Lake Erie is managed cooperatively by the five states and provinces that border it: New York, Pennsylvania, Michigan, Ohio, and Ontario, Canada. Each August, Ohio’s fisheries biologists contribute to lake-wide efforts to survey hatch success in Lake Erie’s western basin. Ohio’s results are combined with surveys from the other bordering states to estimate the total walleye population in the lake. This estimate is then used to establish fishing regulations and daily limits.
Combined survey results over the last several years show that the Lake Erie walleye population is on the rise. Angler catch rates are near one fish per hour, proving now is a great time to get out and pursue this fan favorite fish.
Additionally, trophy-sized walleye are increasing. A Lake Erie walleye 28 inches or longer qualifies for recognition from the Fish Ohio program. Records show that Lake Erie walleye entries have increased every year since 2017, culminating in 1,901 submissions in 2020. So far in 2021, more than 1,100 walleye entries have been submitted. More information can be found on the Fishing Lake Erie page at wildohio.gov.
Yellow perch survey results for both the western and central basins will be announced later this fall by the Division of Wildlife after completion of Ohio’s central basin trawl survey this month.
AWOL balloons prove deadly
Speaking of Lake Erie, apparently Ohio’s Great Lake hosts more than its share of celebratory balloons. Leanne Grieves, a McMaster University postdoctoral fellow, and fellow biologist Ryan Leys collected 380 balloons from a seven-kilometer stretch of beach near the tip of Lake Erie’s Long Point between June 5 and 17. Leys continued the work and collected another 163. The balloons in question were the shiny Mylar helium-filled kind, usually used to celebrate life events.
The problem is, balloons can clog the digestive tract of animals, including fish, reptiles, amphibians, birds and mammals that mistake balloons or fragments of balloons for food, leading to starvation.

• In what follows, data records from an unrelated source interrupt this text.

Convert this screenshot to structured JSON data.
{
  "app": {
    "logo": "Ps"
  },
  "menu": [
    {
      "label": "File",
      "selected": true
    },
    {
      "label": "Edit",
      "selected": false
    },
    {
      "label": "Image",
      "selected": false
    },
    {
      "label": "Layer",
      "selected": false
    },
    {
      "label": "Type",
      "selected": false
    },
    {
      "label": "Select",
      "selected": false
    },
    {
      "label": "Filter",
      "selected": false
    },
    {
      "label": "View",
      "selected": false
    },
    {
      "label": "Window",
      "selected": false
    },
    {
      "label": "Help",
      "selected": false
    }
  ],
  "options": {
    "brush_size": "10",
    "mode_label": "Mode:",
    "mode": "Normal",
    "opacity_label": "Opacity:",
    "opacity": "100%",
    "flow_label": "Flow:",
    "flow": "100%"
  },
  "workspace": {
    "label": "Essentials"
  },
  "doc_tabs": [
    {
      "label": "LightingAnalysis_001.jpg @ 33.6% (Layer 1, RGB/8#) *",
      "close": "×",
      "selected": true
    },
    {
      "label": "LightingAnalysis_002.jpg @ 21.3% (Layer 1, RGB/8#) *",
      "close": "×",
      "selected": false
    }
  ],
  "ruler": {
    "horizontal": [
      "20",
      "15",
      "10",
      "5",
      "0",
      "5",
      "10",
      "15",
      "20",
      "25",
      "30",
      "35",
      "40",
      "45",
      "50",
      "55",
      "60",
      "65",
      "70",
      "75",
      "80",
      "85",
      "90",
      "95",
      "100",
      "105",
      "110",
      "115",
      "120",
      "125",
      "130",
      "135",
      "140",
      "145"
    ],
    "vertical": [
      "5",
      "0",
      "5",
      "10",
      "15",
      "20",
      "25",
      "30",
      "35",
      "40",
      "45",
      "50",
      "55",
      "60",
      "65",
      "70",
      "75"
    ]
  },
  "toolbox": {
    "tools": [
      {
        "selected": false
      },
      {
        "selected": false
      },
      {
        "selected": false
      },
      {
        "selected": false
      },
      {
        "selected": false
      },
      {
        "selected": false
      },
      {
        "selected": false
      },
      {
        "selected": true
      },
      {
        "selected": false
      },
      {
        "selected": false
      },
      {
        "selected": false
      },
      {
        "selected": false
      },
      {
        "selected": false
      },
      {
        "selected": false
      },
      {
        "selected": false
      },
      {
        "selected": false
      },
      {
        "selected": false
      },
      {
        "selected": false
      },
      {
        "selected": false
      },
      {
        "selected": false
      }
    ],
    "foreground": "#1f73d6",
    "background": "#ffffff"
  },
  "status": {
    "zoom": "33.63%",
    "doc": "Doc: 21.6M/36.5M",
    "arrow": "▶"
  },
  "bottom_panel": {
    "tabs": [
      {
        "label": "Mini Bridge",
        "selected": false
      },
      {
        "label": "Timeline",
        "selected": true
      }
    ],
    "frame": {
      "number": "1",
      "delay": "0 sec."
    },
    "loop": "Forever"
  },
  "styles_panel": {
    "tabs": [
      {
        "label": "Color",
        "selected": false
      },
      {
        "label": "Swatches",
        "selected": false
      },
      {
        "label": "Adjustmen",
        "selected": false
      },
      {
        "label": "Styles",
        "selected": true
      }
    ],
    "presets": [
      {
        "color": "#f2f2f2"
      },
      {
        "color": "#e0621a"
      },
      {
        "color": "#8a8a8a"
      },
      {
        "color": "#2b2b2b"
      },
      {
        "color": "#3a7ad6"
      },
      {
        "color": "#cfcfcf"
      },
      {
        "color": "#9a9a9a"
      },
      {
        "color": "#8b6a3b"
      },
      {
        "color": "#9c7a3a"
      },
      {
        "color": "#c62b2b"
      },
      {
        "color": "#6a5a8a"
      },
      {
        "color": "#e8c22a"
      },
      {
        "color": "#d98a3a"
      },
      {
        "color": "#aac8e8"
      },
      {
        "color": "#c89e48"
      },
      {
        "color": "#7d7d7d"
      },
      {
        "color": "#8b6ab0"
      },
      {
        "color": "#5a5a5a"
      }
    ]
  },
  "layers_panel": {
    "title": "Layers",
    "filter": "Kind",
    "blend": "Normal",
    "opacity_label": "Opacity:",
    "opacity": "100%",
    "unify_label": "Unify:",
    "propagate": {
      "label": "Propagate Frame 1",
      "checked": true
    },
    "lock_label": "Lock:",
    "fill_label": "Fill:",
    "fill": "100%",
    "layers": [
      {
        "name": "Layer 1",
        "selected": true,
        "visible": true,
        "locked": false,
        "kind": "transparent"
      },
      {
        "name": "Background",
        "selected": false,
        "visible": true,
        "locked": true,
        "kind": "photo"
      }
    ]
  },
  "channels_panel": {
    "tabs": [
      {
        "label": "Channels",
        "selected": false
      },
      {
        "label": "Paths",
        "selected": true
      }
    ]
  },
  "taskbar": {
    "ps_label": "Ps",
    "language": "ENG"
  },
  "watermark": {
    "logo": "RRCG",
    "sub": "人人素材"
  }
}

Wildlife can also become entangled in the ribbons and string that balloons are frequently released with.
Grieves estimated that as many as 960,000 balloons could wash up on the shores of Lake Erie every year. They are slow to degrade and ones with metallic coatings could cause a short circuit or fire when contacting power lines. The lesson being, the next time you consider celebrating with a balloon release, you may want to consider their consequences for fish and wildlife.